This month we kick off with a new Travelling with Kids series. Each instalment we chat to some of the world’s top travel bloggers who travel part or full time with their kids and share some of their tips on how to make it work.
We begin with a wonderful couple, Josh and Erin Bender, who happen to be friends of ours and just a talented nomadic team who travel full time with their kids. Here’s how they do it…
Introduce us to you and your family. Who are you, where are you currently based and what do you treasure most as a family?
G’day! We are the Benders! We left our home in Australia in May 2012 and have been travelling the world non-stop ever since. Our kids are now 5 and 6 years old and have visited more then 57 countries.
We don’t have a base, however we are currently on the #motherofallroadtrips across the US and Canada for the next year.
At the moment we treasure memories. They are lighter in a suitcase then any other treasures you can find on vacation.
Describe your travel lifestyle.
We are full time travelers. We have no home base and we work on the road to help keep the journey alive. We just celebrated 3 years since we originally left home.
How do you earn a living on and off the road and support your lifestyle and travelling with kids?
My husband is a web designer and template creater. He also developed a keen interest in photography during our travels and now sells his profesionnal images on the side.
I am a travel writer and online marketing influencer. I write for airline magazines and plenty of other awesome publications.
What are the highlights and challenges of travelling with children?
Highlights – Kids always see places through absolute wonder. It grows in you a sense of wonder and excitement. Kids love the small stuff. A day at the playground or beach is as fun as that day at Disneyland.
Challenges – Potty training was tough! Thank God that is over. Our biggest challenge now is keeping luggage minimal so that you can still carry a sleeping child through the airport as well as all your bags. Styaing in a night can be a drag as well, but it’s actually a great recuperating opportunity now.
How do you think travel benefits your kids?
People are all up in my face, “kids don’t remember.” First: Then why do you send them to school? Two: Well my daughter has a wonderful memory and does remember.
BUT we never did this for a particular destination or experience to stay in their heads always. We did this for their hearts to grow. The opportunities and experiences they are having is changing who they are as people. It’s making them more aware, more globally responsible, more accepting and if they don’t happen to remember I have a great blog they can read!
Do you think there are any disadvantages for kids who travel constantly/often?
For sure. To chose one life is not to chose another and we constantly struggle with the things they miss out on. Packing lunches for school, going to their friends’ birthday parties, having sleep overs with Grandma.
But my kids have celebrated birthdays on deserted islands in Malaysia. They have had grandmother visit them in New York City and well, we haven’t had to pack school lunches, but we do pack lunches.
What I’m saying is the pros outweigh the cons for us at this point in our life.
If you’re nomadic, what is your schooling arrangement?
We never had to think about it before, but all of a sudden three years has passed and I now have a 6 year old!

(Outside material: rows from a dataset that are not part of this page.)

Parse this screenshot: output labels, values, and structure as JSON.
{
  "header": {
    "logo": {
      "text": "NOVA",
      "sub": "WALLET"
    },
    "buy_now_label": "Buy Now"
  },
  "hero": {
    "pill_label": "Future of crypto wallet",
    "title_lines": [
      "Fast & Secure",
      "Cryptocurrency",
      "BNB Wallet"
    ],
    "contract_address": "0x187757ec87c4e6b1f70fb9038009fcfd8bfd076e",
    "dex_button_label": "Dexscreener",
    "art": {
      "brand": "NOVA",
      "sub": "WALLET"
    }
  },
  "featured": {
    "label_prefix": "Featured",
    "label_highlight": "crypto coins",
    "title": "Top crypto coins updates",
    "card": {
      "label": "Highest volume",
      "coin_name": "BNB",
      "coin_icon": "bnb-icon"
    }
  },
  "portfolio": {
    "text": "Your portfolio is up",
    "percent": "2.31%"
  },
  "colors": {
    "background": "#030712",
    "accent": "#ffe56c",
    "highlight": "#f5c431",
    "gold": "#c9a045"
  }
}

At the moment the kids are doing unschooling or world schooling. These are the “technical” terms thrown around the web. Basically they have no formal education. They do an online program and they have work books, but the majority of their education comes from travel.
For example – we recently visited the World’s highest tidal system where we explained tidal systems to the kids and then throw mud at each other. The first time my kids saw Sound of Music was in Salzburg the night before we did the tour to visit the film location spots. The information they are absorbing is sticking more then the classroom.
What do you think your kids will have to say about their life on the road one day when they’re older?
“Mum, I’ve seen the world so I’m not going anyway ever again and will live next door to you forever!”
Haha! I am not sure. My hope is that they will be grateful for the bond we made as a family, for the education they received and for the fact that they didn’t have to go to school… even if only in the early years.
Do you foresee a time when you will change your lifestyle and find a more permanent base from which to travel?
I hope so, I’m exhausted. We think about it often and in our travels we are continaully looking for a place that fits our family needs and wants. But at this stage we have no foreseeable future where we are not nomadic.
What do you think parents need to be earning to travel often/full-time with kids?
It really depends on where you are headed. A family of four can live like a king in SE Asia destinations like Malaysia, Thailand, Indonesia for $2000 per month. If you plan on travelling around the US and Europe you are probably looking at living more on a budget for around $4000 per month.
We have a great series called Show Me The Money where families, couples and singles reveal their travelling budgets.
Do you have any tips/advice for parents really wanting to travel as a family?
Do it! Save money and travel. Work and travel. However you can make it work. Book that ticket and make it happen. It’s never too late and it’s never too soon.
Would you encourage others to try it?
Nomadic travel is not for everyone. But family travel is. Bonds grow, ediucation is taught and children are given a chance to be something more then another kid in a class at school. I would more then encourage, I would urge. Life doesn’t end when you have kids – it begins!
Follow the adventures of the Benders here: Travel with Bender.
Do you travel with your kids? Any tips on how to make it work?